Ahead of the Union Budget, Pune Inc expects a lot from Union Finance Minister Nirmala Sitharaman. Prashant Girbane, Managing Director of Mahratta Chambers of Commerce and Agriculture (MCCIA), talks to The Indian Express about the budget and what Pune expects to deliver.

How healthy is the economy before the budget compared to last year? Speaking of Pune, has the economy recovered from the second wave? Is the third wave worrying?

According to the first projections recently announced by the NSO (National Statistical Office), this financial year, India’s GDP is expected to grow by 9.2% year on year, against a contraction of 7.3% last year following the disruption caused by the pandemic. That would be around 1.4% real GDP growth compared to the pre-pandemic fiscal year FY 19-20. There is undoubtedly a significant recovery over the course of the year, but some sectors like MSMEs and contact services have yet to catch up. The monthly economic survey of Pune-based businesses also highlights this. In the 21 monthly surveys of approximately 150-200 businesses, it is evident that smaller businesses are lagging behind in the recovery compared to larger ones. The third wave has undoubtedly added to the woes. Prior to the third wave, MSMEs surveyed expected a full recovery by the end of March. However, after the onset of the third wave, their responses shifted to full recovery by May-June, on average.

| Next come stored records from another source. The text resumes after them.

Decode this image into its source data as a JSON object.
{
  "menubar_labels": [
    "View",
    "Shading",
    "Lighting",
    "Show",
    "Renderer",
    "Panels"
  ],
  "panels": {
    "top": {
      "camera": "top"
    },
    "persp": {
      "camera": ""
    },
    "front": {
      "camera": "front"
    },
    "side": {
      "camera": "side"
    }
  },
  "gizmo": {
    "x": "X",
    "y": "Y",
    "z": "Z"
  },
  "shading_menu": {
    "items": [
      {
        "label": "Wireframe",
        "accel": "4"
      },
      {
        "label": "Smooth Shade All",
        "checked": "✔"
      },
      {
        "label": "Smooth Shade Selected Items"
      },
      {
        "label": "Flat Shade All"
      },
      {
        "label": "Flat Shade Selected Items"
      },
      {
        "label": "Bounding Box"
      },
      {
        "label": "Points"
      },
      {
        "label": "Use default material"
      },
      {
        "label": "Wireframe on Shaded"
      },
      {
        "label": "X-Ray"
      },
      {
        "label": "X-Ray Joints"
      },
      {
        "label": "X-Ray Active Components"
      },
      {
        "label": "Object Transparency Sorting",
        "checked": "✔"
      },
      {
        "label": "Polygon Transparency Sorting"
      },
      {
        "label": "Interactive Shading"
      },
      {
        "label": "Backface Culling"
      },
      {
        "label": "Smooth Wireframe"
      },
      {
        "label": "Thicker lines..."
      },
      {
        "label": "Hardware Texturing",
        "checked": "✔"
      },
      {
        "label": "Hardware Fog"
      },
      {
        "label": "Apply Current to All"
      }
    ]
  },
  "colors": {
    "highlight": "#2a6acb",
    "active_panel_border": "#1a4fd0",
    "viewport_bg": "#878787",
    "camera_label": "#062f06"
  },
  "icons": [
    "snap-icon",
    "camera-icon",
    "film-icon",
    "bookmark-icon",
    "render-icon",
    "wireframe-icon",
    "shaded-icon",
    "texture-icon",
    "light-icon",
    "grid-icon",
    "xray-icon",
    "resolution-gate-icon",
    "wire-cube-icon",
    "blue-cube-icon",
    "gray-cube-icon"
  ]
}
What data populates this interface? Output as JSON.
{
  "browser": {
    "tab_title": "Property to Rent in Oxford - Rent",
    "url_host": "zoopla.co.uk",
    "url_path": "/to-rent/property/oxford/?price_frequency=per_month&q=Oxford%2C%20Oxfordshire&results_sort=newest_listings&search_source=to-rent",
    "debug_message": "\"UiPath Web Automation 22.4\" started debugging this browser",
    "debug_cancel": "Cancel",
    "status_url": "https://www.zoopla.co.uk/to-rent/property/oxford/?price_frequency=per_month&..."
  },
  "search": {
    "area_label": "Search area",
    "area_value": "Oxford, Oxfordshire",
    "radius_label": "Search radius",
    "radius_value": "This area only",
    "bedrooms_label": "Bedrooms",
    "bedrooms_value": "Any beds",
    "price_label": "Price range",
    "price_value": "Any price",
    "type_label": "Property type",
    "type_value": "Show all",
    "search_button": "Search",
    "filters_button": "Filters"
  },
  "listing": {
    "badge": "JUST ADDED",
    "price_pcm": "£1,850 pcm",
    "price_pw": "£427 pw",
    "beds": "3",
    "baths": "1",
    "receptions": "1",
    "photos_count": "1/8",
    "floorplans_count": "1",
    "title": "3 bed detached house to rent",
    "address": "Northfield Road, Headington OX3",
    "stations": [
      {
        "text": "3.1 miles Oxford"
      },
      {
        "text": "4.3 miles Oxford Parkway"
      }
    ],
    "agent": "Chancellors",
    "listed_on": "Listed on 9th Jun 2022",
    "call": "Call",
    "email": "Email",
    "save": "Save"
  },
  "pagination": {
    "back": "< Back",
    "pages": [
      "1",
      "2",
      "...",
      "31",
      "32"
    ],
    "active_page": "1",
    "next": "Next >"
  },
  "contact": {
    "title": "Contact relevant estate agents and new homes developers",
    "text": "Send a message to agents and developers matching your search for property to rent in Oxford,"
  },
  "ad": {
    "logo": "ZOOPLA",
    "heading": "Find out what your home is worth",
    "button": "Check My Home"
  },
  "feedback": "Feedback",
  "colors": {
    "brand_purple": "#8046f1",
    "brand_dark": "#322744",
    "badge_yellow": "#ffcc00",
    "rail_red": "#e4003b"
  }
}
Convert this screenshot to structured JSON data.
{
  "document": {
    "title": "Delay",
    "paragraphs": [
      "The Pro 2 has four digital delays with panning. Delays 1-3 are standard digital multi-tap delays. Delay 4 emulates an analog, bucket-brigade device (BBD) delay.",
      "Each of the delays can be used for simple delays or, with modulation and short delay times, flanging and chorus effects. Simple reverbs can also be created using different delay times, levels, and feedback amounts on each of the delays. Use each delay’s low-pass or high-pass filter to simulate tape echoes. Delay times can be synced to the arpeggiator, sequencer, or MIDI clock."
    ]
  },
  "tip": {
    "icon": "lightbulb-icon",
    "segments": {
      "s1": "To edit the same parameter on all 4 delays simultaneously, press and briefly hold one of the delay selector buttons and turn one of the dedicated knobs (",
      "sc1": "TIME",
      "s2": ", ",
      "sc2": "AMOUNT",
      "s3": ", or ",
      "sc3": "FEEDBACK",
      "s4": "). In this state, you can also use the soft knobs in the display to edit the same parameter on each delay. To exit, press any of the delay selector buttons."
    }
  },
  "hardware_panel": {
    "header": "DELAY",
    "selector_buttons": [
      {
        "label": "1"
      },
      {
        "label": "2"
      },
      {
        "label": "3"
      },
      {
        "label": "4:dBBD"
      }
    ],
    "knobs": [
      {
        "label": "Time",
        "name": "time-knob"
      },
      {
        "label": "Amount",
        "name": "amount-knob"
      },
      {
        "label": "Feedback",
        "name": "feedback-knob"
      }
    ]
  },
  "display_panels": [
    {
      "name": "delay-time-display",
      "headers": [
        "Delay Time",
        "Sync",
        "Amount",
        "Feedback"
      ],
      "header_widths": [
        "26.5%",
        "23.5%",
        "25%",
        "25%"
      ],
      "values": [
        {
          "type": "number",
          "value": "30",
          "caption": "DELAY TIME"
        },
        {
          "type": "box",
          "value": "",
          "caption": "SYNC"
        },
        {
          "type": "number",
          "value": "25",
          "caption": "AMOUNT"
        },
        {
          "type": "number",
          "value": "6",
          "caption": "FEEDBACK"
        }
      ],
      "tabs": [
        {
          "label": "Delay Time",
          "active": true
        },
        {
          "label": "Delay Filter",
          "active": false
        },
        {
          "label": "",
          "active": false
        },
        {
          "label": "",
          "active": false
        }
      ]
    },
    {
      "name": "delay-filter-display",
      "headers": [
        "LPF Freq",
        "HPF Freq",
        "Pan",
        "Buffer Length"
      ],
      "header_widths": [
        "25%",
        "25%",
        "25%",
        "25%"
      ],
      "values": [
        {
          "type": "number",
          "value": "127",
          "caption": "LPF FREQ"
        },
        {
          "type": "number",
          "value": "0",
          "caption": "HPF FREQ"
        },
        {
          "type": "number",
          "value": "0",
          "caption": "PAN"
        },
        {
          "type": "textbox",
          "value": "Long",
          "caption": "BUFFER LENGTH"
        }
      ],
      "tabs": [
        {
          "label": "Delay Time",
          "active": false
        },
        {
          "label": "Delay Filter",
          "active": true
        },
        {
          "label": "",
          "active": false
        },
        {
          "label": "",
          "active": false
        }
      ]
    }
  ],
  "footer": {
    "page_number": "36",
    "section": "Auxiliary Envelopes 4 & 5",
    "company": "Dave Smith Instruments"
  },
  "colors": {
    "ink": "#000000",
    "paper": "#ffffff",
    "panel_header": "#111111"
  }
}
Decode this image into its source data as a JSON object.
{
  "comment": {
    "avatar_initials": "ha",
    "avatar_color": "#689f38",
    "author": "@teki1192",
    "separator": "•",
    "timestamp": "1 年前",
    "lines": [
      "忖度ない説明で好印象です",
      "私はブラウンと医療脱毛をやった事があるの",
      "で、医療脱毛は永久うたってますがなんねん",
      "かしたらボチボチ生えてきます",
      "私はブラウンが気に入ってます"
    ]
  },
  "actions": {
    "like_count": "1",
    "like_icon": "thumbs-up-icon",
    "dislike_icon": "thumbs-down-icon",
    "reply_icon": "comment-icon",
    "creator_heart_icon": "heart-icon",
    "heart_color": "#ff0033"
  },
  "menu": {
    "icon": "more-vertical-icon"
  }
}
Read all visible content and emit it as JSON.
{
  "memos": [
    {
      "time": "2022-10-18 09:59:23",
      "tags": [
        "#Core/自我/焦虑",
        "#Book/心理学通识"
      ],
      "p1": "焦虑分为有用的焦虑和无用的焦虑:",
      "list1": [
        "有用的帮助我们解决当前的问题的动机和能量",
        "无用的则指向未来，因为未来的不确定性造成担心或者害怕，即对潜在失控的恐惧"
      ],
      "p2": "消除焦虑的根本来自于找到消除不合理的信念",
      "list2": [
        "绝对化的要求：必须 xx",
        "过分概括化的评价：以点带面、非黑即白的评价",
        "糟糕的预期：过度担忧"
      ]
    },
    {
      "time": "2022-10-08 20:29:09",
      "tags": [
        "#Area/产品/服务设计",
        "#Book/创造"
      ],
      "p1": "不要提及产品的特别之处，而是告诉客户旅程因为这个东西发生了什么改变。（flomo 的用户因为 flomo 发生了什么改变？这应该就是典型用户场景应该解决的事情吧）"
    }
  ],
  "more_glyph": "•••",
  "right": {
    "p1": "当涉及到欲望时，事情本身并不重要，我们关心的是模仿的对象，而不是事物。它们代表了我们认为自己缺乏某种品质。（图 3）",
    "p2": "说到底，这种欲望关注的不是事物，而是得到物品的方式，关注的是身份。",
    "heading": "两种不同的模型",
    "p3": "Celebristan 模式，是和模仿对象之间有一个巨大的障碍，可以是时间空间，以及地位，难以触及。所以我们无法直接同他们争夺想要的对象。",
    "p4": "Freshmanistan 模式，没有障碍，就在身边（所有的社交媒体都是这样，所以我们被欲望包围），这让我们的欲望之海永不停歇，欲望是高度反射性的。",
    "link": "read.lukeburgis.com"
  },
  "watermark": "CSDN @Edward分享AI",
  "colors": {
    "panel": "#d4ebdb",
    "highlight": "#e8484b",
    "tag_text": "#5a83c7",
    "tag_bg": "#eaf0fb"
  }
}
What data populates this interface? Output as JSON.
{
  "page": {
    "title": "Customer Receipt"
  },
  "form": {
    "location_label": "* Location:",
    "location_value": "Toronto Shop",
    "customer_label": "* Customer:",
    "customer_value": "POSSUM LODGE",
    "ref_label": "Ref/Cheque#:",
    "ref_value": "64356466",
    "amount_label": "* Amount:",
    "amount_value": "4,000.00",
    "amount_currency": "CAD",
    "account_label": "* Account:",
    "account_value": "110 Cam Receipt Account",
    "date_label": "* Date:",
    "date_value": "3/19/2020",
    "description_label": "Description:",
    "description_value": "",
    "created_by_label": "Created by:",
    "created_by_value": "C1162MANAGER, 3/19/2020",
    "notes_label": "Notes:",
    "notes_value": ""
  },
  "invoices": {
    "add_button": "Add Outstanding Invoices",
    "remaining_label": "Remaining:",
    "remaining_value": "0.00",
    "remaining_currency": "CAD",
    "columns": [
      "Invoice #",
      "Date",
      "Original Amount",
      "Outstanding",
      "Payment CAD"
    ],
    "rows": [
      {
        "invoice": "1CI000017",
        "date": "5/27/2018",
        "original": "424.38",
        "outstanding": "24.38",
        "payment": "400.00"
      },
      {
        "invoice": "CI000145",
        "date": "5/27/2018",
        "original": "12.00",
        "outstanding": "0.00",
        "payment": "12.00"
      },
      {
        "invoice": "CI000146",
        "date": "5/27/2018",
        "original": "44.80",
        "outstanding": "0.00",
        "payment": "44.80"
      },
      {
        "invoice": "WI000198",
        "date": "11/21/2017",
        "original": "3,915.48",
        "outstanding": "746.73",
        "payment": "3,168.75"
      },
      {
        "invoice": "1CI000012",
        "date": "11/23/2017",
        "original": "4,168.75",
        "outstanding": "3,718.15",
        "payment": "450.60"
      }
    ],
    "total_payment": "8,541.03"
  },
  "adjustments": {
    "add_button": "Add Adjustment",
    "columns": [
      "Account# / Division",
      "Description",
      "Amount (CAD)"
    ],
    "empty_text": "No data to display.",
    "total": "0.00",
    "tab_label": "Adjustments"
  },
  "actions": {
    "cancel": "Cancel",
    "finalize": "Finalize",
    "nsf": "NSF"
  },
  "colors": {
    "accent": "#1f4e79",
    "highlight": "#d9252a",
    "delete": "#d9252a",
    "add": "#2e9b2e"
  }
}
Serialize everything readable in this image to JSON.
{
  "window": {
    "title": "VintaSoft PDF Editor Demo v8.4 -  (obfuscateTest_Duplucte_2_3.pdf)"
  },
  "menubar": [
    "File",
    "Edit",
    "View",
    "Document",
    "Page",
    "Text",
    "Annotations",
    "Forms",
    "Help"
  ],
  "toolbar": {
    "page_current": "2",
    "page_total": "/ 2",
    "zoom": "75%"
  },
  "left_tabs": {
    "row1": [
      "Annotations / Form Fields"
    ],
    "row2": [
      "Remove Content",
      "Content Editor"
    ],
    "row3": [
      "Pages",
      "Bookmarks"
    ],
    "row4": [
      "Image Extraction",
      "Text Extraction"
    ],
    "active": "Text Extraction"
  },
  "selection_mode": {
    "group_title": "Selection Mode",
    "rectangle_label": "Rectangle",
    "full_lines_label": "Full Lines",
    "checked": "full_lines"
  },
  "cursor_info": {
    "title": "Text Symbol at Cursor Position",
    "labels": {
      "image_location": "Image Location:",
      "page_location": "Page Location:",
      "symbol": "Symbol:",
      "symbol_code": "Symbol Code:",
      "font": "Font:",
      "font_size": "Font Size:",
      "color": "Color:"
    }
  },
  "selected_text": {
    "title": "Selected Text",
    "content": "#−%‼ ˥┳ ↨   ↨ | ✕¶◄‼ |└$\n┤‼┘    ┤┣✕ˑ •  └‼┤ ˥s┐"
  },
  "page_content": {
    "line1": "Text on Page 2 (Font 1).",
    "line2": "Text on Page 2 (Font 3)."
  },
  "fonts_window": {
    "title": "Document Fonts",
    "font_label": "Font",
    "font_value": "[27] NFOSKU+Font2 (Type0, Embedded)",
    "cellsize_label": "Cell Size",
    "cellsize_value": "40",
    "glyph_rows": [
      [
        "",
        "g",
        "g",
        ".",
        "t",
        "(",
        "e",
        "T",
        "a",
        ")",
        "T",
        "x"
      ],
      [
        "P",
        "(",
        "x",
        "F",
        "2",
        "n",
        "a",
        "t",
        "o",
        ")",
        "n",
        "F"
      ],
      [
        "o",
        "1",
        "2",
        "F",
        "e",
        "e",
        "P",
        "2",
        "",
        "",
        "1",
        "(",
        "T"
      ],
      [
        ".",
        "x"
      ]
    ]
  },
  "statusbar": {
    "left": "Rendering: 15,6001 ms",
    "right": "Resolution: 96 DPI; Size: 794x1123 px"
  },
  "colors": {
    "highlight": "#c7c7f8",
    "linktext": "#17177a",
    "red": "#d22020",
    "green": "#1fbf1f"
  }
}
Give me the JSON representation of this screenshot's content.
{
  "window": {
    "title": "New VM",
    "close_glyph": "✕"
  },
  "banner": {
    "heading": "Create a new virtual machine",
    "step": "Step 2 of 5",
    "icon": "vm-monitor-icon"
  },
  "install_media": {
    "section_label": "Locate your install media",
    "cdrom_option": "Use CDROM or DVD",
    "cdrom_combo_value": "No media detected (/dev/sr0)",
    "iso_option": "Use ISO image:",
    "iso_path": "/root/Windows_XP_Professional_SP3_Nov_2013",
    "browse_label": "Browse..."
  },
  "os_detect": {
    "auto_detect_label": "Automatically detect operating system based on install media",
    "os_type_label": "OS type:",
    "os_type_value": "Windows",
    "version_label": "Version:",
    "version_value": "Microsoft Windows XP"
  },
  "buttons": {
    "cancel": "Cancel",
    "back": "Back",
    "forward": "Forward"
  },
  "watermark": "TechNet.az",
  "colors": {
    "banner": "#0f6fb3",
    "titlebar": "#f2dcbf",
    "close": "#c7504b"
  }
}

What are the main concerns you would like the Union finance minister to address in her budget speech?

We are planning a growth budget with growth of 9% or more. Thanks to all the interventions of the last year, we are on the road to recovery. Therefore, we need to start on the slippery path of fiscal consolidation, i.e. reduce the fiscal deficit from 6.8% this year to around 5.8%, and then, over the next 3-4 years , bring it back to the ideal FRBM limit of 3%.

The budget should include more capital spending for infrastructure development, as this would help create a multiplier effect, stimulate consumption and create jobs. Like last year, it is also expected to increase by around 25% from Rs 5.4 trillion to Rs 6.9 trillion this year. The budget should also support strong job-creating sectors like MSMEs and housing to enable job-led growth.

Given the slow recovery of MSMEs which contribute 30% of India’s GDP, they require special attention. MSMEs expect the successful system of credit guarantees to continue, although it will require less allocation than last year. Non-credit programs like technology upgrading and quality assurance should accelerate with adequate budget allocation. The departmental budget must be increased by less than Rs 5,700 cr (other than the ECLGS component) to finance these programs.

Policy announcements from TReDS and GIS Digital Pipeline Linkages to address late payments and continued ease of doing business would be welcome.

What are the specific requests in Pune?

As Pune is home to tens of thousands of MSMEs, these announcements would also help Pune. National allocations to investment infrastructure must find sufficient additional allocation in Pune, the district that contributes the most to the country in exports of engineering goods. It is also the district that is home to the largest city in the country which is not a state capital and therefore lacks the deserved attention. The review is expected to include the air, road and rail infrastructure that would serve Pune and many adjoining districts.

MSMEs in Pune have complained about the rising cost of steel and iron inputs. Can the Minister of Finance respond to this concern?

Indeed, soaring commodity prices have impacted most MSMEs by reducing their already thin margins and, therefore, undermining their sustainability. Many MSMEs have suggested a reduction in customs duties, and this is something the GF can consider and announce.

What do you think the budget should address in the startup space?

India has the third highest number of start-ups in the world. With 90 unicorns, India also has the third highest number of unicorns behind the United States and China. Start-ups innovate products and services and create jobs. They need continued support like the “fund of funds”, an extension of tax benefits and a streamlining of capital gains tax on unlisted start-ups. It is currently double that of listed companies.

The budget should include a specific allocation to support start-ups developing cloud-based pay-as-you-go solutions for MSMEs in the B2B space. It will undoubtedly catalyze the sector which contributes 30% of India’s GDP and provides over 90% of jobs in the industry.